The new projects involve Anthem and Atlas Shrugged. Movie rights to the former have been granted by Ayn Rand's estate to O'Quinn Productions (the movie and TV branch of the Starlog Organization). Kerry O'Quinn and Douglas Borton are working on a screenplay, based on a lengthy treatment they developed last year. Meanwhile, work is continuing on a screenplay for a movie version of Atlas Shrugged, under the auspices of Hollywood's Henry Jaffe Enterprises, which holds the movie rights to this novel. We'll keep you posted on all of these projects.

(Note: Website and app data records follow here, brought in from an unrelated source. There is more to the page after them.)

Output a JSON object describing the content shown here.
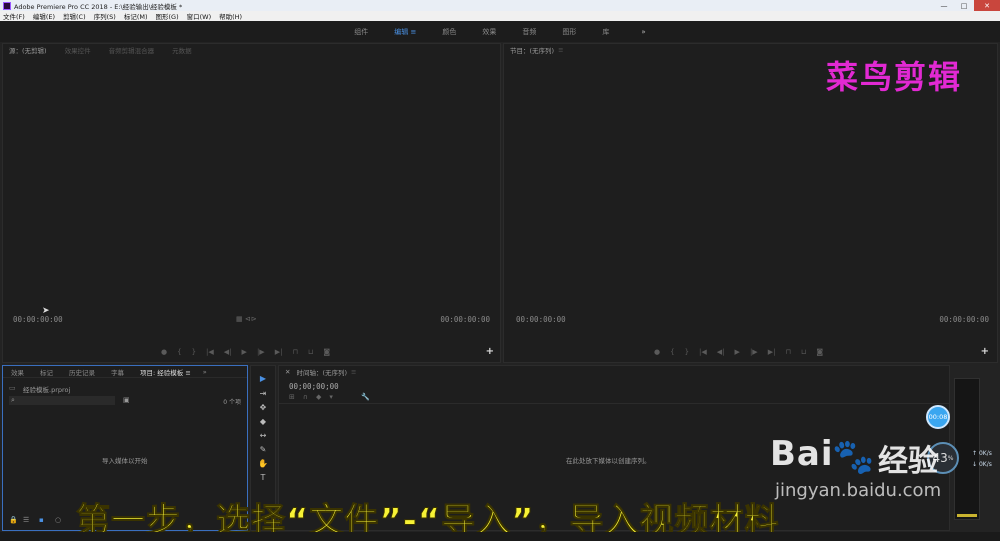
{
  "window": {
    "title": "Adobe Premiere Pro CC 2018 - E:\\经验输出\\经验模板 *",
    "controls": [
      "—",
      "□",
      "✕"
    ]
  },
  "menu": [
    "文件(F)",
    "编辑(E)",
    "剪辑(C)",
    "序列(S)",
    "标记(M)",
    "图形(G)",
    "窗口(W)",
    "帮助(H)"
  ],
  "workspaces": {
    "items": [
      "组件",
      "编辑",
      "颜色",
      "效果",
      "音频",
      "图形",
      "库"
    ],
    "active": "编辑",
    "active_marker": "≡",
    "more": "»"
  },
  "source_panel": {
    "tabs": [
      "源：(无剪辑)",
      "效果控件",
      "音频剪辑混合器",
      "元数据"
    ],
    "timecode_left": "00:00:00:00",
    "timecode_right": "00:00:00:00",
    "add": "+"
  },
  "program_panel": {
    "tab": "节目：(无序列)",
    "menu": "≡",
    "timecode_left": "00:00:00:00",
    "timecode_right": "00:00:00:00",
    "add": "+"
  },
  "project_panel": {
    "tabs": [
      "效果",
      "标记",
      "历史记录",
      "字幕",
      "项目: 经验模板"
    ],
    "active_tab": "项目: 经验模板",
    "tab_menu": "≡",
    "more": "»",
    "file": "经验模板.prproj",
    "item_count": "0 个项",
    "empty_hint": "导入媒体以开始"
  },
  "timeline": {
    "tab": "时间轴：(无序列)",
    "menu": "≡",
    "timecode": "00;00;00;00",
    "empty_hint": "在此处放下媒体以创建序列。"
  },
  "tools": [
    "▶",
    "⇥",
    "✥",
    "◆",
    "↔",
    "✎",
    "✋",
    "T"
  ],
  "overlay": {
    "brand": "菜鸟剪辑",
    "step_caption": "第一步，选择“文件”-“导入”，导入视频材料",
    "watermark_bai": "Bai",
    "watermark_paw": "🐾",
    "watermark_jingyan": "经验",
    "watermark_url": "jingyan.baidu.com"
  },
  "system_widgets": {
    "float_time": "00:08",
    "gauge_value": "43",
    "gauge_unit": "%",
    "net_up": "0K/s",
    "net_down": "0K/s"
  },
  "colors": {
    "accent": "#4a90e2",
    "brand": "#e229d3",
    "caption": "#f7f235"
  }
}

Another think tank favoring individual liberty and free markets is coming into being—this time in Vienna. The Reason Foundation is helping it to get started. The Carl Menger Institute begins operating early this year, with Prof. Albert Zlabinger as its executive director. Like similar think tanks in the United States, Canada, England, and a number of other countries, CMI will conduct public-policy research, publish books and monographs (including translations into German of a number of English-language books), and hold seminars and conferences, all with a view to reviving the ideas of classical liberalism in Austria. Americans interested in making tax-deductible contributions to assist with this effort should make their checks payable to the Reason Foundation and designate their use as the Carl Menger Institute Fund.

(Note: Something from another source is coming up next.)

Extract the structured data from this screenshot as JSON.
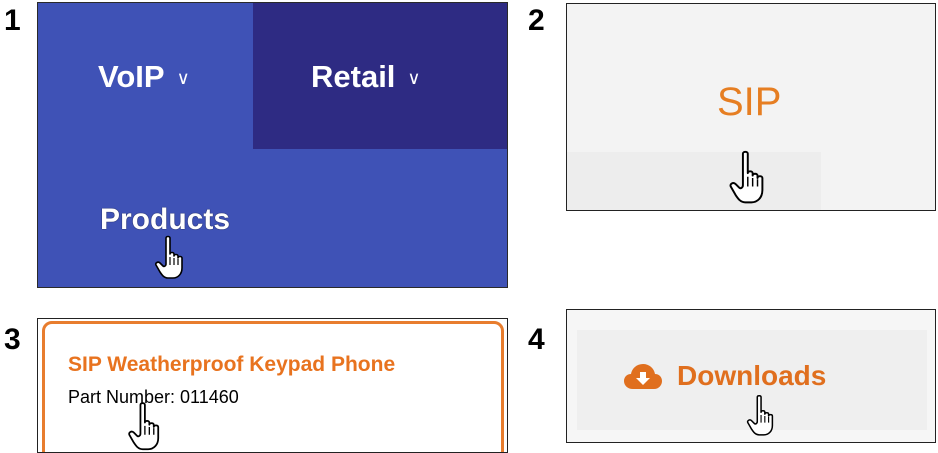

The Reason Foundation's daily radio program, "Perspective on the Economy," continues to grow. Last spring, when we sought your help in funding this new effort, the program, a daily one-minute commentary on current issues from a free-market stance, was carried on 155 radio stations. As of the first of this year, that 155 had grown to 187. Included in that total were 44 of the country's top 100 radio markets. So each weekday millions of listeners are hearing economically literate commentary by REASON contributors. My thanks to all of you who helped us with this project. And if any of you would like a "Perspective" brochure with which to approach your local radio station about carrying the program, please let me know.

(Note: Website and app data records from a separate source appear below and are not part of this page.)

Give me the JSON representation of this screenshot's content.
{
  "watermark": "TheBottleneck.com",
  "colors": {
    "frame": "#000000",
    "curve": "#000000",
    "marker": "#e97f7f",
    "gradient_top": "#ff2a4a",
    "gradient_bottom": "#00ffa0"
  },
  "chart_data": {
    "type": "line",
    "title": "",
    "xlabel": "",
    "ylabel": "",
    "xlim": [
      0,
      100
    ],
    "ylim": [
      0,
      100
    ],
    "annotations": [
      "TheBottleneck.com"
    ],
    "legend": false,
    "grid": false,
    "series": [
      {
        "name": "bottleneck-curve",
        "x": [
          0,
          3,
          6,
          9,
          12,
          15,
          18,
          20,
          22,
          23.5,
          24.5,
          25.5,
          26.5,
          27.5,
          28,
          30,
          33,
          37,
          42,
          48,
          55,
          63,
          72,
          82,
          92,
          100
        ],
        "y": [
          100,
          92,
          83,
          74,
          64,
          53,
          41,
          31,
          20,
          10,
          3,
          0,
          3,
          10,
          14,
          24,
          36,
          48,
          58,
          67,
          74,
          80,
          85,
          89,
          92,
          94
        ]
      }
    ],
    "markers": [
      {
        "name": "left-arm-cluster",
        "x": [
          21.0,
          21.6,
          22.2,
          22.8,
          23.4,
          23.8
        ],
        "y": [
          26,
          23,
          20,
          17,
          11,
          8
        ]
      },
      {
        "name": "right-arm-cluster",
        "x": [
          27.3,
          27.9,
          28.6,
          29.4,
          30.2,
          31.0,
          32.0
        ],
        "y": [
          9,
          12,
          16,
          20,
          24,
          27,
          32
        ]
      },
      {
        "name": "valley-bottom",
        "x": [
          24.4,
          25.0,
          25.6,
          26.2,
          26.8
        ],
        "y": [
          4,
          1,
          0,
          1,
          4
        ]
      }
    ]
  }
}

Does your library carry REASON? If your nearest public library branch, your college library, or the nearest high school library carried REASON, think how many people would be exposed to the ideas of "free minds and free markets." You may wish to ask the librarian to order REASON—they frequently need only a few requests in order to do so. Or you could offer to buy the library a gift subscription. That's a tax-deductible item for you, since it's a gift to the library. Moreover, you can add REASON to your library at bargain rates. One or two library gift subscriptions are just $12 each. If you give three or more, our special rate is just $10 each. Send your order to Library Gifts, REASON, Box 40105, Santa Barbara, CA 93140. Your canceled check will serve as your receipt for purposes of documenting a tax-deductible contribution.
Correction: Tim Condon's Taxes column in the December 1984 issue contained an error relating to the estate tax exemption, parenthetically noting that the exemption was frozen at $275,000 by the Tax Reform Act of 1984. This is incorrect, and the scheduled increases to $325,000 in 1984 and $400,000 in 1985 have occurred. Our erstwhile tax expert happily notes that such a freeze was indeed not passed. "If I've got to be caught in a misstatement," he said, "at least it's one where the facts are good news for everyone outside the Gang of 535. My apologies to anyone who was misled by my mistake."
This article originally appeared in print under the headline "Notes".